Do not forget, that to make changes you need setters and properties in Config class, that are generated using Mutators=true and GenerateProperties=true options.

To expose your config to QML side of the KCM, you need to make it a constant Q_PROPERTY with read access.

// mykcm.h

#pragma once

#include <KQuickAddons/ManagedConfigModule>

// This should be a class generated by kcfgc
#include "my_config.h"

class MyKcm : public KQuickAddons::ManagedConfigModule {

  Q_PROPERTY(My::Config *config READ config CONSTANT)

  MyKcm(QObject *parent, const QVariantList &args);
  virtual ~MyKcm() override = default;

  My::Config *config() const;

  My::Config *m_config;

Instead of registering singleton, you must use qmlRegisterAnonymousType here.

// mykcm.cpp

#include "mykcm.h"
#include "my_config.h"

// ...

K_PLUGIN_CLASS_WITH_JSON(MyKcm, "metadata.json")

MyKcm::MyKcm(QObject *parent, const QVariantList &args)
    : KQuickAddons::ManagedConfigModule(parent, args),
      m_config(new My::Config(this)) {
  // ...
  qmlRegisterAnonymousType<My::Config>("org.kde.mykcm.private", 1);
  // ...

My::Config *MyKcm::config() const { return m_config; }

#include "mykcm.moc"

Now you can access all your defined configuration using kcm property of any type, that inherits from AbstractKCM .

import org.kde.kcm 1.5 as KCM
import QtQuick.Controls 2.12 as QQC2

KCM.SimpleKCM {
  // ...
  QQC2.SpinBox {
    value: kcm.config.width
    onValueModified: kcm.config.width = value
  // ...

Additionally, you can use SettingStateBinding in your QML code to display correctly if your setting is immutable or isn’t using the default value anymore.

import org.kde.kcm 1.5 as KCM
import QtQuick.Controls 2.12 as QQC2

KCM.SimpleKCM {
    // ...
    QQC2.SpinBox {
        value: kcm.config.width
        onValueModified: kcm.config.width = value

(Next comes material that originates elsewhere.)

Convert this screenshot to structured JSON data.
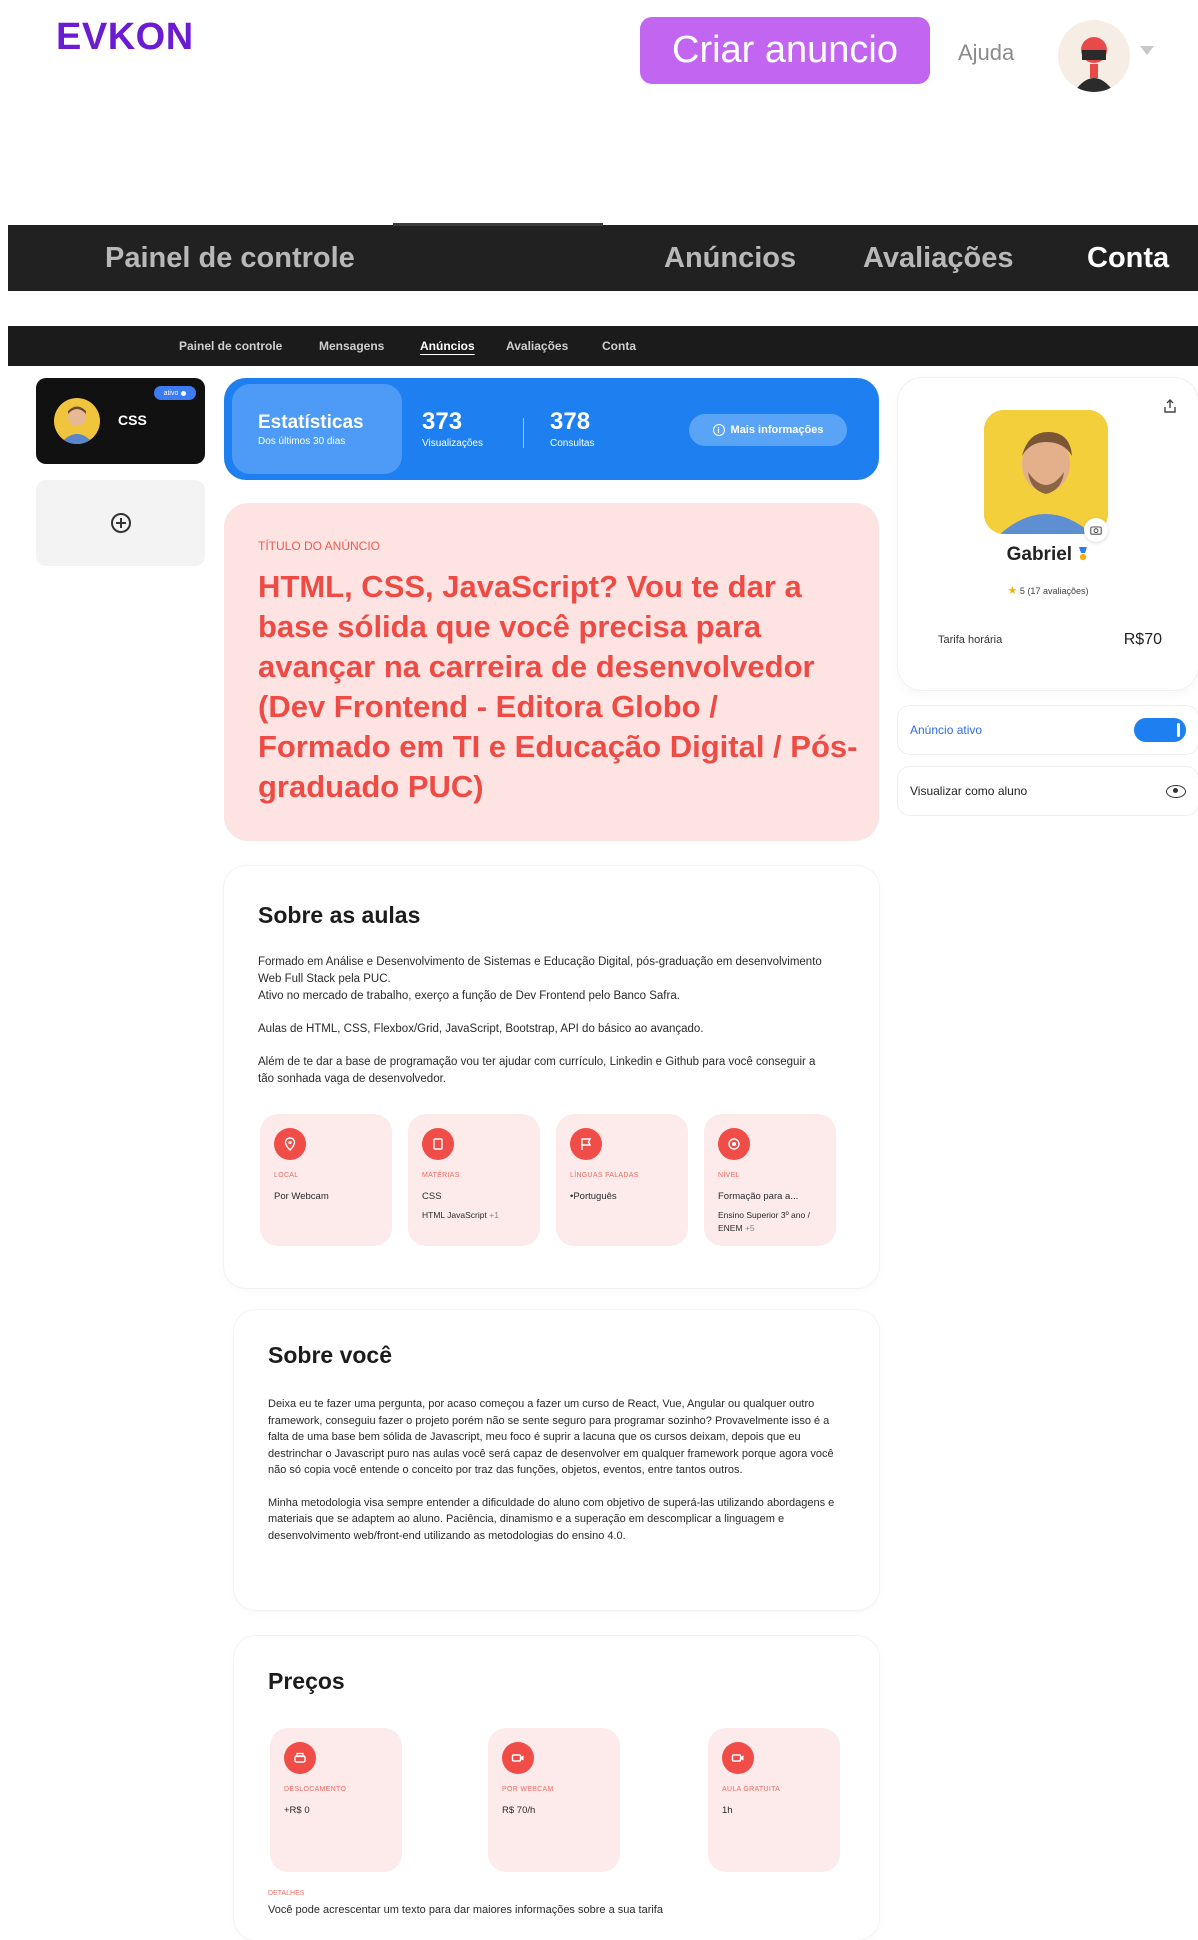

        KCM.SettingStateBinding {
            configObject: kcm.config
            settingName: "width"
    // ...